BEGIN MATERIAL FOR THIS TASK

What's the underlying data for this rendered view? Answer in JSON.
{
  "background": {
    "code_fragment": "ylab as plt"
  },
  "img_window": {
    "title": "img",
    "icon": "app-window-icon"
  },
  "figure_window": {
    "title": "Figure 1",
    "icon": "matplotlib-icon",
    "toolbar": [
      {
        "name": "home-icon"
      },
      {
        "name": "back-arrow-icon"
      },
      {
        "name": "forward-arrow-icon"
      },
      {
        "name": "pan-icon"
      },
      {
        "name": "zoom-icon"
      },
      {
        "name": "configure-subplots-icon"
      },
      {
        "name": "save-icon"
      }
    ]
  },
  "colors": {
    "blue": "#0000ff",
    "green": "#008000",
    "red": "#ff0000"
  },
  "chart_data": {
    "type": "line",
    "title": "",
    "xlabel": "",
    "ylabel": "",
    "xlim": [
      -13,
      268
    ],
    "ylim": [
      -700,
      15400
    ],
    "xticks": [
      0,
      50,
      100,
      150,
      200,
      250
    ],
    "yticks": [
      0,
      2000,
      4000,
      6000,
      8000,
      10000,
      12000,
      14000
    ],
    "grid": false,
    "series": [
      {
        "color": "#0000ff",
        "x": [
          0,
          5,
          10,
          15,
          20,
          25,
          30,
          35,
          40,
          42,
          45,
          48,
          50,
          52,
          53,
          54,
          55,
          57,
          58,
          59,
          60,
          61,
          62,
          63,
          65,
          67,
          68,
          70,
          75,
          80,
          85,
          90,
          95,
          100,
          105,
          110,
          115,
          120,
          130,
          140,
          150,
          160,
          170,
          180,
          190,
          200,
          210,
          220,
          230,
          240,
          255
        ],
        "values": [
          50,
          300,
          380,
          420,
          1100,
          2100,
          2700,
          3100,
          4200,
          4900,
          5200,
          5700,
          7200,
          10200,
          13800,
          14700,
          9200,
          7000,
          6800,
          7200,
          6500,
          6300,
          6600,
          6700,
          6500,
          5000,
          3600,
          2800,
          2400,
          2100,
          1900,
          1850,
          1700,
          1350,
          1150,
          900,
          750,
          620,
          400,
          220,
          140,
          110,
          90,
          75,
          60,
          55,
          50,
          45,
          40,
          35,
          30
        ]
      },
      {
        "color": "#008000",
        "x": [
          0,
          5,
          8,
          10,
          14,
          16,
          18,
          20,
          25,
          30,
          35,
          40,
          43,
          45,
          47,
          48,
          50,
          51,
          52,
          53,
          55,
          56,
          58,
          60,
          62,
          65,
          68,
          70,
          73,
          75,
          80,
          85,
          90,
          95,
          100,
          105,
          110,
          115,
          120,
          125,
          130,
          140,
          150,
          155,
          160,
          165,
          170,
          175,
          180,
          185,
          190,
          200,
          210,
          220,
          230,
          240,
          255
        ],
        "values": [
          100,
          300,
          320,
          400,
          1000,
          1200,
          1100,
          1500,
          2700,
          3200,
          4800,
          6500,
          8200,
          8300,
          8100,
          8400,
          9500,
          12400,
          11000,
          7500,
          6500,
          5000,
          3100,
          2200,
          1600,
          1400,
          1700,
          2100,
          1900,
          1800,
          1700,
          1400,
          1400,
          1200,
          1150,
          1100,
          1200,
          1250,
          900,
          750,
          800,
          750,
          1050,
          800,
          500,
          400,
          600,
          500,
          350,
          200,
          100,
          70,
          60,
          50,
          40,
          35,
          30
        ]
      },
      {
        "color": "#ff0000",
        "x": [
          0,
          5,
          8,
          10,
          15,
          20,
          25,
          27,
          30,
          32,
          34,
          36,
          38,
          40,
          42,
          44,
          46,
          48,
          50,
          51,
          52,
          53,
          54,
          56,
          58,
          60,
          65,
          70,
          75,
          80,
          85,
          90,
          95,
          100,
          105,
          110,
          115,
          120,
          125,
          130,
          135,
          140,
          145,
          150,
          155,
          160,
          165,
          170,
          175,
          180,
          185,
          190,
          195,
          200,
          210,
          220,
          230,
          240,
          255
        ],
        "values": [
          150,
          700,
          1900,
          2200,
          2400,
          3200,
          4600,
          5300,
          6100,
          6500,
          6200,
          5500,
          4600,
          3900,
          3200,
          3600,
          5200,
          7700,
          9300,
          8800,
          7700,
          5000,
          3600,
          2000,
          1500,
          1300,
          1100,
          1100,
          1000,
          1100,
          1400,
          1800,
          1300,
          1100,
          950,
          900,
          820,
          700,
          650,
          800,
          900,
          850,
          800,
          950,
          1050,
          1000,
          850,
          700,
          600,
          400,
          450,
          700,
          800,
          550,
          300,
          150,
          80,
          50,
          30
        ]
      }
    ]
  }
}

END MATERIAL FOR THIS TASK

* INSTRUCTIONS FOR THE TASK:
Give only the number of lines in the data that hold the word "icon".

* ANSWER BOX:
9